It’s not “breaking news” anymore, but there was an announcement last week of the discovery of mass graves of First Nations children who died at residential schools. It was coupled with an announcement of an independent inquiry called The International Human Rights Tribunal Into Genocide in Canada.
When we talk about the history of white-native relations in Canada (which we rarely do at all), mainstream Canadians have two pictures in their heads of the nature of the wrongs done to aboriginal peoples – the first is ancient history, the smallpox-infested blankets and the wars and the actual killing that the original European settlers perpetrated centuries ago. And that doesn’t really matter, because it was so long ago, and can’t we just forget already? Or, occasionally, we’ll talk about residential schools, in existence until the 1960s all over Canada, and into the 1970s in some places. If we’re talking about that, we’ll talk about sexual abuse, about lawsuits against the churches and government and what the settlements should be, about the death of languages and culture and the violence done in order to ensure assimilation. All of that is bad enough, and we’ll occasionally start to use words like “genocide” to describe the ways all of those actions were designed to erase peoples, history, difference, which will be questioned, because, after all, we’re not talking about actual murder.

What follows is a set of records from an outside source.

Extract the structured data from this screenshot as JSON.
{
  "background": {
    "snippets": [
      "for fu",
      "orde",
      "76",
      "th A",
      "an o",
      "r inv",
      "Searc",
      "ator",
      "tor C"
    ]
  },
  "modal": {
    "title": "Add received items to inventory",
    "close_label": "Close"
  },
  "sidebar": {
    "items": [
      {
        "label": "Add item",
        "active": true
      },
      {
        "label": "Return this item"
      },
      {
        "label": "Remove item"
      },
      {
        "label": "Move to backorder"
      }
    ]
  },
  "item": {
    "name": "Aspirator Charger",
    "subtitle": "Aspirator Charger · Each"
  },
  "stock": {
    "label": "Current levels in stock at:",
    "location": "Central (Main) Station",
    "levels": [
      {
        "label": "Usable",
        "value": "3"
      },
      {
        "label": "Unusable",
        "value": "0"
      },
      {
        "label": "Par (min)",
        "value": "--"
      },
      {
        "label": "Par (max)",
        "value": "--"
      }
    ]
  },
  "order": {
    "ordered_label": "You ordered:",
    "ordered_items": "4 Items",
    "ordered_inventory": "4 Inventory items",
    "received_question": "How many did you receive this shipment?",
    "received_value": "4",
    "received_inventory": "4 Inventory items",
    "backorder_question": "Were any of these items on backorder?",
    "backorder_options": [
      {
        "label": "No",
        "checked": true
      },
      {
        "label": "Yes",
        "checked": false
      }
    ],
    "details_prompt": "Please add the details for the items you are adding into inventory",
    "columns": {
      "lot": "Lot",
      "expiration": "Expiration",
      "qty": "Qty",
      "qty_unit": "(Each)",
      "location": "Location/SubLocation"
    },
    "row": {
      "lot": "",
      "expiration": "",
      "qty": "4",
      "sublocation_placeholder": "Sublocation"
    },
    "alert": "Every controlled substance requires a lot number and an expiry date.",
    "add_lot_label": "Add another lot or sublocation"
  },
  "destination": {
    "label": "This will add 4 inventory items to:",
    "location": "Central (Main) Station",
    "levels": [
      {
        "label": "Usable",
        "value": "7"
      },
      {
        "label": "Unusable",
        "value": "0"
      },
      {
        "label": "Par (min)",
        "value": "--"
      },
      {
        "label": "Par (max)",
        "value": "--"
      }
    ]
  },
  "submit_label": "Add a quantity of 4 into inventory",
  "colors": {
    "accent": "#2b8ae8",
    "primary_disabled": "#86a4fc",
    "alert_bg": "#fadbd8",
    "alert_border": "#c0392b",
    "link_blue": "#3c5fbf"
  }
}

Except that we are. We’re talking about recent murder, the murder of children whose families are still alive. We’re talking about children. Mainstream Canadians cannot handle the word “genocide”; there is a constant aversion to recognizing what we’re really talking about here. Like it doesn’t count because it’s continued over 500 years instead of being carried out in one sharp, punctuated burst of violence. As if the fact that we, white European settlers, never really sat down and wrote a manifesto that included the desire to exterminate all aboriginal peoples implies that there’s something questionable about the use of the term “genocide”. We’re quiet, calm, rational Canadians – we don’t talk about hate, so we can’t have hate crimes.

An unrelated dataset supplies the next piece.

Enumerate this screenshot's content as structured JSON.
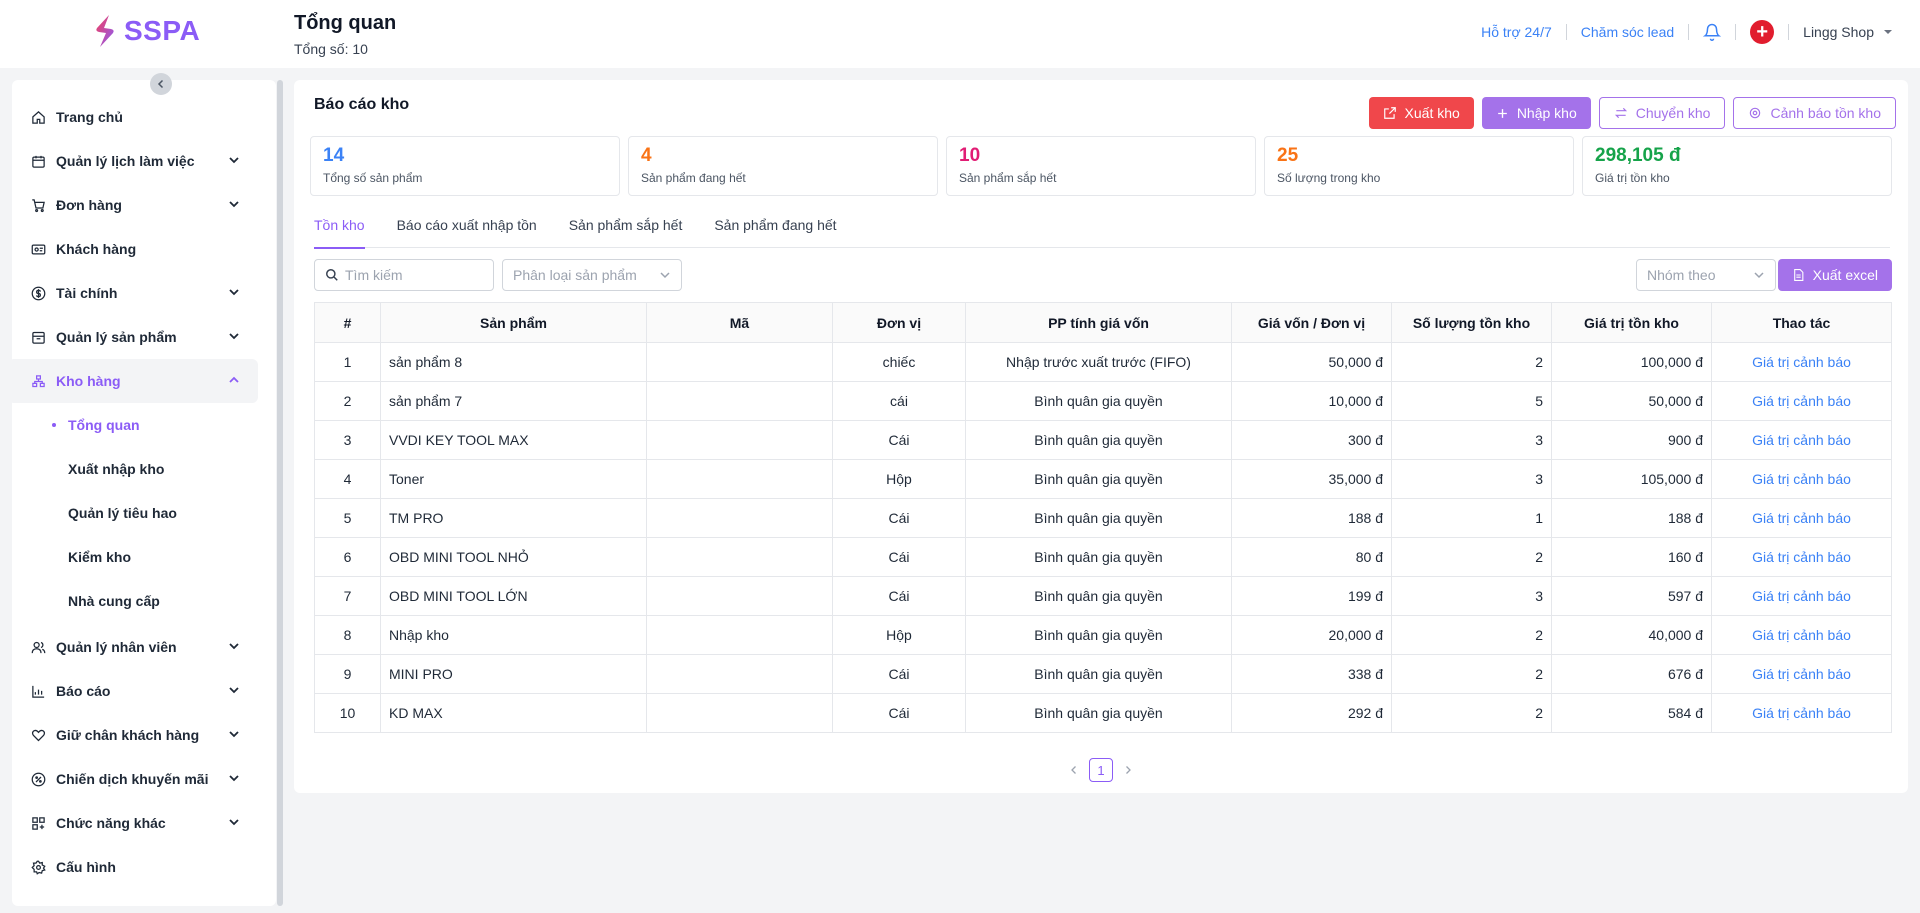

With respect to residential schools, people are still making the argument that “folks back then didn’t really know any better” – because when we’re talking about “folks”, we gloss right over having to think about the many, many people who actually did the violence, or the worst of it. We end up talking about how it’s somehow understandable for “folks” to have set policies that take children from their parents, that include the official goal of getting them to forget their native languages (including the use of beatings and threats to enforce that regulation) and learn proper, Christian teachings. They didn’t know any better at the time.
What we’re essentially saying, when we say that, is that “they” didn’t know these children and their parents were people. Not for real. And if we won’t use the word genocide, then we’re still not admitting that, and current events, as per usual, get filtered through a distorted, rosy, sugary-sweet maple-syrup coloured lens.